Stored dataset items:
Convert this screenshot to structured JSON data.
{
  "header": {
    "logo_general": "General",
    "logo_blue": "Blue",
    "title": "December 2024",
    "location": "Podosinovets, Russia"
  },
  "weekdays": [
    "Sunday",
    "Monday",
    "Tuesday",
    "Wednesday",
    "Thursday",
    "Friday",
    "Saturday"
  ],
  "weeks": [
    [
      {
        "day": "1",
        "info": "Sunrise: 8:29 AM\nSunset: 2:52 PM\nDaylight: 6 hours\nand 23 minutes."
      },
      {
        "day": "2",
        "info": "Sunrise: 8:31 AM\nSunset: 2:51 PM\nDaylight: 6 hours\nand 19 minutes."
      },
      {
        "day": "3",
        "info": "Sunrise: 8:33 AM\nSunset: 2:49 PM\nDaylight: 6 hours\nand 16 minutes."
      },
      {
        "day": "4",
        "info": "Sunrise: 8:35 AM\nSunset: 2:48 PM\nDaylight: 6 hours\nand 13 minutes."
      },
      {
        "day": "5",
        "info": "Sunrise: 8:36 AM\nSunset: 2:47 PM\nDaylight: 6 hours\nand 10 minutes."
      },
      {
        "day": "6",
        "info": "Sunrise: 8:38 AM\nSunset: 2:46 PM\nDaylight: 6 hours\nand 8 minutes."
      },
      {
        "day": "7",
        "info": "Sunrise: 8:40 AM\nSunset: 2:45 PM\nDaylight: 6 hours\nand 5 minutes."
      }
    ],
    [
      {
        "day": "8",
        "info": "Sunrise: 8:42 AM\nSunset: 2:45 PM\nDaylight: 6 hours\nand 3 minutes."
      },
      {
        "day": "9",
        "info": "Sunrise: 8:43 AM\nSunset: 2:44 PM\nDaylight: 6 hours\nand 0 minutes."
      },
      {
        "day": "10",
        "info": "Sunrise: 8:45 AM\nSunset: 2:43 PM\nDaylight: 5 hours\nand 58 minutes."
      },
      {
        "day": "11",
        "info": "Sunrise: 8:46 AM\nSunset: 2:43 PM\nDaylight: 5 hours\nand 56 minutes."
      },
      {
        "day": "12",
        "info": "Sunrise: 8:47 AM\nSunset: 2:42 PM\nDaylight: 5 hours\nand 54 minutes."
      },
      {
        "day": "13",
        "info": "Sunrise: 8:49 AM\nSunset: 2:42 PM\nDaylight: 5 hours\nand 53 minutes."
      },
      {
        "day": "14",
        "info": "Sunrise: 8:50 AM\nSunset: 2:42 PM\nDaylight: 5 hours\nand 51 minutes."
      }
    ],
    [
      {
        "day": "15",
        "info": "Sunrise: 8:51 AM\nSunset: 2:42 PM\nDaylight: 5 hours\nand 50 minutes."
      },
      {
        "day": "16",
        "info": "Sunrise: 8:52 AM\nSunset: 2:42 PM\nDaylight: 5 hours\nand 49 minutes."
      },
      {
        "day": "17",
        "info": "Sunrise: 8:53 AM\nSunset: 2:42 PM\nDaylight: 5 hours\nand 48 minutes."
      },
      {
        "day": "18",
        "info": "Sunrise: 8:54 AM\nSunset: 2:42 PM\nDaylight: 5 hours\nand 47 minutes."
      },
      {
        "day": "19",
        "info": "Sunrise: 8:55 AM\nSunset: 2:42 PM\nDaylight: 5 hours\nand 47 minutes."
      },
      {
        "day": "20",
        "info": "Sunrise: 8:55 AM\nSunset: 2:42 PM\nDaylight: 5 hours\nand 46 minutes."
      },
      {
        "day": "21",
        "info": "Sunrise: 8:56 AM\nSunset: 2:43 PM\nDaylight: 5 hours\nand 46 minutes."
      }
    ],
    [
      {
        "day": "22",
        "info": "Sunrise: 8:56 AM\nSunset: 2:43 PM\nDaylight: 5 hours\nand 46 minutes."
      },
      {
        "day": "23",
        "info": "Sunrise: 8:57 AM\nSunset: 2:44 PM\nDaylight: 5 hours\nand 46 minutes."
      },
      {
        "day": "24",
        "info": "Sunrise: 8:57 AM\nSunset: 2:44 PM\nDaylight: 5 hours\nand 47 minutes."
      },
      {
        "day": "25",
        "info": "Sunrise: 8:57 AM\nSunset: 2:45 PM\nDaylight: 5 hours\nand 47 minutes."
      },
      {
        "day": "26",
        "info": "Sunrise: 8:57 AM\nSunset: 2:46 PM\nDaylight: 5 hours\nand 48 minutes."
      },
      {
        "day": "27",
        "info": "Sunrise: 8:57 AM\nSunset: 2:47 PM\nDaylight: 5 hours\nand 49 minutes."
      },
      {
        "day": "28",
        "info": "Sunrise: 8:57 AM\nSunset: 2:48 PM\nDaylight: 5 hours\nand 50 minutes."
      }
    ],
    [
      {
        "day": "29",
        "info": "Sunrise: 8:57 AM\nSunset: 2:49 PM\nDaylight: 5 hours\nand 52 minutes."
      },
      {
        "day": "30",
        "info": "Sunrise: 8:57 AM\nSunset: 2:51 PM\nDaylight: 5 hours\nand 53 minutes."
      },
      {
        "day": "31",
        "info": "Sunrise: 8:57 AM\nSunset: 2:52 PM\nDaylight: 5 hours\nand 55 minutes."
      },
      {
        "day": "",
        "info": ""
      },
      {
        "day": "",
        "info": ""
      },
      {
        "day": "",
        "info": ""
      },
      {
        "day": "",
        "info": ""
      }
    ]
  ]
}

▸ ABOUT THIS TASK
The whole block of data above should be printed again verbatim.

▸ RESPONSE AREA
Convert this screenshot to structured JSON data.
{
  "header": {
    "logo_general": "General",
    "logo_blue": "Blue",
    "title": "December 2024",
    "location": "Podosinovets, Russia"
  },
  "weekdays": [
    "Sunday",
    "Monday",
    "Tuesday",
    "Wednesday",
    "Thursday",
    "Friday",
    "Saturday"
  ],
  "weeks": [
    [
      {
        "day": "1",
        "info": "Sunrise: 8:29 AM\nSunset: 2:52 PM\nDaylight: 6 hours\nand 23 minutes."
      },
      {
        "day": "2",
        "info": "Sunrise: 8:31 AM\nSunset: 2:51 PM\nDaylight: 6 hours\nand 19 minutes."
      },
      {
        "day": "3",
        "info": "Sunrise: 8:33 AM\nSunset: 2:49 PM\nDaylight: 6 hours\nand 16 minutes."
      },
      {
        "day": "4",
        "info": "Sunrise: 8:35 AM\nSunset: 2:48 PM\nDaylight: 6 hours\nand 13 minutes."
      },
      {
        "day": "5",
        "info": "Sunrise: 8:36 AM\nSunset: 2:47 PM\nDaylight: 6 hours\nand 10 minutes."
      },
      {
        "day": "6",
        "info": "Sunrise: 8:38 AM\nSunset: 2:46 PM\nDaylight: 6 hours\nand 8 minutes."
      },
      {
        "day": "7",
        "info": "Sunrise: 8:40 AM\nSunset: 2:45 PM\nDaylight: 6 hours\nand 5 minutes."
      }
    ],
    [
      {
        "day": "8",
        "info": "Sunrise: 8:42 AM\nSunset: 2:45 PM\nDaylight: 6 hours\nand 3 minutes."
      },
      {
        "day": "9",
        "info": "Sunrise: 8:43 AM\nSunset: 2:44 PM\nDaylight: 6 hours\nand 0 minutes."
      },
      {
        "day": "10",
        "info": "Sunrise: 8:45 AM\nSunset: 2:43 PM\nDaylight: 5 hours\nand 58 minutes."
      },
      {
        "day": "11",
        "info": "Sunrise: 8:46 AM\nSunset: 2:43 PM\nDaylight: 5 hours\nand 56 minutes."
      },
      {
        "day": "12",
        "info": "Sunrise: 8:47 AM\nSunset: 2:42 PM\nDaylight: 5 hours\nand 54 minutes."
      },
      {
        "day": "13",
        "info": "Sunrise: 8:49 AM\nSunset: 2:42 PM\nDaylight: 5 hours\nand 53 minutes."
      },
      {
        "day": "14",
        "info": "Sunrise: 8:50 AM\nSunset: 2:42 PM\nDaylight: 5 hours\nand 51 minutes."
      }
    ],
    [
      {
        "day": "15",
        "info": "Sunrise: 8:51 AM\nSunset: 2:42 PM\nDaylight: 5 hours\nand 50 minutes."
      },
      {
        "day": "16",
        "info": "Sunrise: 8:52 AM\nSunset: 2:42 PM\nDaylight: 5 hours\nand 49 minutes."
      },
      {
        "day": "17",
        "info": "Sunrise: 8:53 AM\nSunset: 2:42 PM\nDaylight: 5 hours\nand 48 minutes."
      },
      {
        "day": "18",
        "info": "Sunrise: 8:54 AM\nSunset: 2:42 PM\nDaylight: 5 hours\nand 47 minutes."
      },
      {
        "day": "19",
        "info": "Sunrise: 8:55 AM\nSunset: 2:42 PM\nDaylight: 5 hours\nand 47 minutes."
      },
      {
        "day": "20",
        "info": "Sunrise: 8:55 AM\nSunset: 2:42 PM\nDaylight: 5 hours\nand 46 minutes."
      },
      {
        "day": "21",
        "info": "Sunrise: 8:56 AM\nSunset: 2:43 PM\nDaylight: 5 hours\nand 46 minutes."
      }
    ],
    [
      {
        "day": "22",
        "info": "Sunrise: 8:56 AM\nSunset: 2:43 PM\nDaylight: 5 hours\nand 46 minutes."
      },
      {
        "day": "23",
        "info": "Sunrise: 8:57 AM\nSunset: 2:44 PM\nDaylight: 5 hours\nand 46 minutes."
      },
      {
        "day": "24",
        "info": "Sunrise: 8:57 AM\nSunset: 2:44 PM\nDaylight: 5 hours\nand 47 minutes."
      },
      {
        "day": "25",
        "info": "Sunrise: 8:57 AM\nSunset: 2:45 PM\nDaylight: 5 hours\nand 47 minutes."
      },
      {
        "day": "26",
        "info": "Sunrise: 8:57 AM\nSunset: 2:46 PM\nDaylight: 5 hours\nand 48 minutes."
      },
      {
        "day": "27",
        "info": "Sunrise: 8:57 AM\nSunset: 2:47 PM\nDaylight: 5 hours\nand 49 minutes."
      },
      {
        "day": "28",
        "info": "Sunrise: 8:57 AM\nSunset: 2:48 PM\nDaylight: 5 hours\nand 50 minutes."
      }
    ],
    [
      {
        "day": "29",
        "info": "Sunrise: 8:57 AM\nSunset: 2:49 PM\nDaylight: 5 hours\nand 52 minutes."
      },
      {
        "day": "30",
        "info": "Sunrise: 8:57 AM\nSunset: 2:51 PM\nDaylight: 5 hours\nand 53 minutes."
      },
      {
        "day": "31",
        "info": "Sunrise: 8:57 AM\nSunset: 2:52 PM\nDaylight: 5 hours\nand 55 minutes."
      },
      {
        "day": "",
        "info": ""
      },
      {
        "day": "",
        "info": ""
      },
      {
        "day": "",
        "info": ""
      },
      {
        "day": "",
        "info": ""
      }
    ]
  ]
}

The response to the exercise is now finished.